At home you can take your time picking a lock, but in the field, speed is always essential. This chapter presents a lock picking technique called scrubbing that can quickly open most locks.
The slow step in basic picking (chapter 4) is locating the pin which is binding the most. The force diagram (Figure 5.5) developed in chapter 5 suggests a fast way to select th correct pin to lift. Assume that all the pins could be characterized by the same force diagram. That is, assume that theyall bind at once and that they allencounter the same friction. Now consider the effect of running the pick over all the pins with a pressure that is great enough to overcome the spring and friction forces but not great enough to overcome the collision force of the key pin hitting the hull. Any pressure that is above the flat portion of the force graph and below the top of the peak will work. As the pick passes over a pin, the pin will rise until it hits the hull, but it will not enter the hull. See Figure 5.3. The collision force at the sheer line resists the pressure of the pick, so the pick rides over the pin without pressing it into the hull. If the proper torque is being applied, the plug will rotate slightly. As the pick leaves the pin, the key pin will fall back to its initial position, but the driver pin will catch on the edge of the plug and stay above the sheer line. See Figure 6.1. In theory one stroke of the pick over the pins will cause the lock to open.
In practice, at most one or two pins will set during a single stroke of the pick, so several strokes are necessary. Basically, you use the pick to scrub back and forth over the pins while y ou adjust the amount of torque on the plug. The exercises in chapter 8 will teach you how to choose the correct torque and pressure.
You will find that the pins of a lock tend to set in a particular order. Many factors effect this order (see chapter 9), but the primary cause is a misalignment between the center axis of the plug and the axis on which the holes were drilled. See figure 6.2. If the axis of the pin holes is skewed from the center line of the plug, then the pins will set from back to front if the plug is turned one way, and from front to back if the plug is turned the other way. Many locks have this defect.

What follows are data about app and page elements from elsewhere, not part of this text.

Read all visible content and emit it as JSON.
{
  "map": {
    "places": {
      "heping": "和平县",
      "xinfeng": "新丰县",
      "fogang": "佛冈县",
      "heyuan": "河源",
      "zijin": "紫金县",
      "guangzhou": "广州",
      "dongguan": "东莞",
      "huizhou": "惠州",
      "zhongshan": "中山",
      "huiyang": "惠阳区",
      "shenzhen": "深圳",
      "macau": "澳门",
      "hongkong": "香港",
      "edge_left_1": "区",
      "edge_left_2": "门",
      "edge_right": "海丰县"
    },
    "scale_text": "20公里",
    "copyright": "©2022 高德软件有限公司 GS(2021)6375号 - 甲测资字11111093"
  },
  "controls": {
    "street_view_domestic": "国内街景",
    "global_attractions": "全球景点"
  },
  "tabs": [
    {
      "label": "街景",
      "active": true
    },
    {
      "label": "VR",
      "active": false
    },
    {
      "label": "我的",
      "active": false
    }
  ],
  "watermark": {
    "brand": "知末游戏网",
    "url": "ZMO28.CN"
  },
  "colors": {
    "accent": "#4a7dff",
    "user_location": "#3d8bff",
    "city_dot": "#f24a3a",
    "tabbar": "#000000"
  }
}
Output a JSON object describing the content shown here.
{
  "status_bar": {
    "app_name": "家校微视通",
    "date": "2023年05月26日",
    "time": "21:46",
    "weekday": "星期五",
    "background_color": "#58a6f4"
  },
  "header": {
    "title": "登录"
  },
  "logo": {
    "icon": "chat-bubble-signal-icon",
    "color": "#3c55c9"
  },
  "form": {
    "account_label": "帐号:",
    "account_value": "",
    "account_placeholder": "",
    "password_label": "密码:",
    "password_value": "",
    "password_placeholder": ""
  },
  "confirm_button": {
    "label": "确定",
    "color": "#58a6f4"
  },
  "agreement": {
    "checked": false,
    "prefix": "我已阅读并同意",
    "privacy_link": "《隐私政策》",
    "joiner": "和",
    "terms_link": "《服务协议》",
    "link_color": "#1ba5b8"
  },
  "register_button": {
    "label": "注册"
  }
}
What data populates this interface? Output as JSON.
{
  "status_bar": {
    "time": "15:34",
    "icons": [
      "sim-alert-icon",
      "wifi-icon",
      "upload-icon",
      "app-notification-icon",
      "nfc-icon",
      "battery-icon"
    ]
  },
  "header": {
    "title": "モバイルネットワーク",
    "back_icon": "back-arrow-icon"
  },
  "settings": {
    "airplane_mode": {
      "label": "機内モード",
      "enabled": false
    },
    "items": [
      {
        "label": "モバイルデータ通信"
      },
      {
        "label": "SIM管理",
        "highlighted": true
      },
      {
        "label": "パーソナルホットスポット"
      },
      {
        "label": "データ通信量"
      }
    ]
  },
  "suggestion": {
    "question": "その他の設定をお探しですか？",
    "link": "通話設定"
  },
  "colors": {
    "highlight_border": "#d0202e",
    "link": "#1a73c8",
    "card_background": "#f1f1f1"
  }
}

Scrubbing is fast because you don’t need to pay attention to individual pins. You only need to find the correct torque and pressure. Figure 6.1 summarizes the steps of picking a lock by scrubbing. The exercises will teach you how to recognize when a pin is set and how to apply the correct forces. If a lock doesn’t open quickly, then it probably has one of the characteristics described in chapter 9 and you will have to concentrate on individual pins.
- 1. Insert the pick and torque wrench. Without applying any torque pull the pic out to get a feel for the stiffness of the lock’s springs.
- 2. Apply a light torque. Insert the pick without touching the pins. As you pull the pick out, apply pressure to the pins. The pressure should be slightly larger than the minimum necessary to overcome the spring force.
- 3. Gradually increase the torque with each stroke of the pick until pins begin to set.
- 4. Keeping the torque fixed, scrub back and forth over the pins that have not set. If additional pins do not set, release the torque and start over with the torque found in the last step.
- 5. Once the majority of the pins have been set, increase the torque and scrub the pins with a slightly larger pressure. This will set any pins which have set low due to beveled edges, etc.
Table 6.1: Figure 13: Basic scrubbing.